Turkey had a similar dispute with Germany last week, but the fight with the Netherlands comes as that country prepares for its own election Wednesday pitting Prime Minister Mark Rutte's right-wing PVV Party against far-right, anti-Islam populist Geert Wilders' party. Wilders had called on the Dutch government to bar Turkish ministers from the Netherlands until after the election.
Rutte, who did not want to be seen backing down to Turkish threats, enraged Ankara by refusing to let Turkey's foreign minister land in the Netherlands on Saturday and denying the country's family and social policies minister access to the Turkish Consulate in downtown Rotterdam.
Erdogan vowed to retaliate against the Netherlands after claiming that "Nazism is alive in the West."

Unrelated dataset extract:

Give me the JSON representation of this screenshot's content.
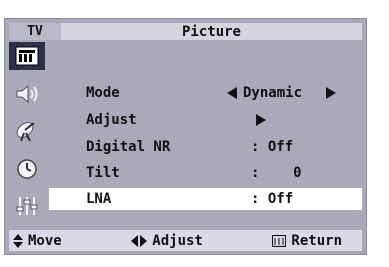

Merkel, speaking at a news conference in Munich on Monday, pledged her "full support and solidarity" to the Dutch, saying the Nazi gibes were "completely unacceptable."
The European Union called on Turkey to "refrain from excessive statements and actions that risk further exacerbating the situation." EU spokesman Margaritis Schinas added that it was essential to avoid further escalation and find ways to calm the situation.
NATO Secretary General Jens Stoltenberg urged all members of the alliance "to show mutual respect, to be calm and have a measured approach."
The Dutch, meanwhile, issued a travel advisory to their citizens to "be alert and avoid gatherings and busy places throughout Turkey."
Earlier in the day, Turkey summoned the Dutch Embassy's charge d'affaires, Daan Feddo Huisinga, to the Foreign Ministry, where a senior official handed him two formal protest notes. It's the third time the Dutch diplomat has been summoned since tensions broke out between the two countries.
The first note protested the treatment of Family Affairs Minister Fatma Betul Sayan Kaya, who was escorted out of the Netherlands after she entered by road from Germany to try to attend a rally to support the referendum to expand Erdogan's powers. About 400,000 people with ties to Turkey live in the Netherlands, though it's not clear how many are eligible to vote.
The second note protested the treatment of Turkish citizens who had gathered outside the Turkish Consulate in Rotterdam from Saturday night into Sunday morning, saying "disproportionate force" had been used against "people using their right to peaceful gatherings." At a separate protest by Turks in Amsterdam on Sunday night, Dutch riot police arrested 13 people, spokeswoman Marjolein Koek said. Media showed police with dogs and a water cannon being used to disperse protesters in western Amsterdam.
Associated Press Writers Mike Corder in Rotterdam, Netherlands, and Raf Casert in Brussels contributed to this report.